Schemes according to Maturity Period:
A mutual fund scheme can be classified into open-ended scheme or close-ended scheme depending on its maturity period.
An open-ended fund or scheme is available for subscription and repurchase continuously. These schemes do not have a fixed maturity period. Investors can conveniently buy and sell units at Net Asset Value (NAV) per unit which is declared daily. The key feature of open-end schemes is liquidity.
A close-ended fund or scheme has a stipulated maturity period e.g. 3-5 years. The fund is open for subscription only during a specified period at the time of the launch of the scheme. Investors can invest in the scheme at the time of the new fund offer and thereafter they can buy or sell the units of the scheme on the stock exchanges where the units are listed. In order to provide an exit route to the investors, some close-ended funds give an option of selling back the units to the mutual fund through periodic repurchase at NAV related prices. SEBI Regulations stipulate that at least one of the two exit routes is provided to the investor i.e. either repurchase facility or through listing on stock exchanges.
Schemes according to Investment Objective:
A scheme can also be classified as a growth scheme, income scheme, or balanced scheme considering its investment objective. Such schemes may be open-ended or close-ended schemes as described earlier. Such schemes may be classified mainly as follows:
Growth/Equity Oriented Scheme:
The aim of growth funds is to provide capital appreciation over the medium to long- term. Such schemes normally invest a major part of their corpus in equities. Such funds have comparatively high risks. These schemes provide different options to the investors like dividend option, growth, etc. and the investors may choose an option depending on their preferences. The investors must indicate the option in the application form. The mutual funds also allow the investors to change the options at a later date. Growth schemes are good for investors having a long-term outlook seeking appreciation over a period of time.
Income/Debt Oriented Scheme:
The aim of income funds is to provide regular and steady income to investors. Such schemes generally invest in fixed income securities such as bonds, corporate debentures, Government securities, and money market instruments. Such funds are less risky compared to equity schemes.
However, opportunities for capital appreciation are also limited in such funds. The NAVs of such funds are affected because of changes in interest rates in the country. If the interest rates fall, NAVs of such funds are likely to increase in the short run and vice versa.

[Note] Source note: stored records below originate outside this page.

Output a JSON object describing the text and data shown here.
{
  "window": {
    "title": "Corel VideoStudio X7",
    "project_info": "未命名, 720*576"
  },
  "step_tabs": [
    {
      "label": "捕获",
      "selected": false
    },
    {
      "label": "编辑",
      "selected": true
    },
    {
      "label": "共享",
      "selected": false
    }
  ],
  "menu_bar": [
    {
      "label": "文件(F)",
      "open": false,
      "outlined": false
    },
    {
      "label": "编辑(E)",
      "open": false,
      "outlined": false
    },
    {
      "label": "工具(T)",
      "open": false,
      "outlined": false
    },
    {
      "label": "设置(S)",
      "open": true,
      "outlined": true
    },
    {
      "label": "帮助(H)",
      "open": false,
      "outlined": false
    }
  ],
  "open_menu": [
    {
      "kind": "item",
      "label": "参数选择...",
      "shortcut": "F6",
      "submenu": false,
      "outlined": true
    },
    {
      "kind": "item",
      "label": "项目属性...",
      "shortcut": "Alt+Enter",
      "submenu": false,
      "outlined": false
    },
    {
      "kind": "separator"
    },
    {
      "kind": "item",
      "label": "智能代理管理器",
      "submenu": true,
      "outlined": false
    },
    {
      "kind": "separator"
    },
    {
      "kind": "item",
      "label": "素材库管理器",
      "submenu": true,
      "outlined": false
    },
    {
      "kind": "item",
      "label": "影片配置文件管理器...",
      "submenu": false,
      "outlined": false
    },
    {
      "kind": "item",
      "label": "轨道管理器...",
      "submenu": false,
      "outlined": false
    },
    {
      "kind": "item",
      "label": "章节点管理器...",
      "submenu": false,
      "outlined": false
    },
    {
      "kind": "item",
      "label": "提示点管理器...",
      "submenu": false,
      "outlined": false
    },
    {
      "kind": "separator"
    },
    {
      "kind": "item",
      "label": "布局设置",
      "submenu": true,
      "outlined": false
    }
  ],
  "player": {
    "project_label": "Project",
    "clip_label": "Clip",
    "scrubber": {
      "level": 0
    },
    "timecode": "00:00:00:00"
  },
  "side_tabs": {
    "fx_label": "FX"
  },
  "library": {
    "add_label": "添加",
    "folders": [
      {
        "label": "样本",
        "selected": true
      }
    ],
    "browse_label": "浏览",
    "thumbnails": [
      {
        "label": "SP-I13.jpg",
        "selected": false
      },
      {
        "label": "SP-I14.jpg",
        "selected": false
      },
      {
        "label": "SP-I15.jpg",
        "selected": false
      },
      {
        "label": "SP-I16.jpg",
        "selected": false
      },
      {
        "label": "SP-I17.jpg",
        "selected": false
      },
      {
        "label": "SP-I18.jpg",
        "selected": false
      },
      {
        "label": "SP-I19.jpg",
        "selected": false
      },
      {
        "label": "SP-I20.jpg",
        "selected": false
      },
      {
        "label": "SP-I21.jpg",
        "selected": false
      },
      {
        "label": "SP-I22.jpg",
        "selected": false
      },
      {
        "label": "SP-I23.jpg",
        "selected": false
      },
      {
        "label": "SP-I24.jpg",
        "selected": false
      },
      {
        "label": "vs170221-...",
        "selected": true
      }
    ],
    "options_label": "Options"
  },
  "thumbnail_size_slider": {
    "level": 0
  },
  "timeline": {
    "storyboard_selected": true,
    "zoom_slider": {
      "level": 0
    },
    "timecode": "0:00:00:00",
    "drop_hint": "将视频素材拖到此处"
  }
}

However, long term investors may not bother about these fluctuations.
The aim of balanced schemes is to provide both growth and regular income as such schemes invest both in equities and fixed income securities in the proportion indicated in their offer documents. These are appropriate for investors looking for moderate growth. They generally invest 40-60% in equity and debt instruments. These funds are also affected because of fluctuations in share prices in the stock markets. However, NAVs of such funds are likely to be less volatile compared to pure equity funds.
Money Market or Liquid Schemes:
These schemes are also income schemes and their aim is to provide easy liquidity, preservation of capital and moderate income.
These schemes invest exclusively in short-term instruments such as treasury bills, certificates of deposit, commercial paper and inter-bank call money, government securities, etc. Returns on these schemes fluctuate much less compared with other funds. These funds are appropriate for corporate and individual investors as a means to park their surplus funds for short periods.
These funds invest exclusively in government securities. Government securities have no default risk. NAVs of these schemes also fluctuate due to change in interest rates and other economic factors as is the case with income or debt oriented schemes.
Index Funds replicate the portfolio of a particular index such as the BSE Sensitive index (Sensex), NSE 50 index (Nifty), etc. These schemes invest in the securities in the same weightage comprising of an index. NAVs of such schemes would rise or fall in accordance with the rise or fall in the index, though not exactly by the same percentage due to some factors are known as “tracking error” in technical terms. Necessary disclosures in this regard are made in the offer document of the mutual fund scheme.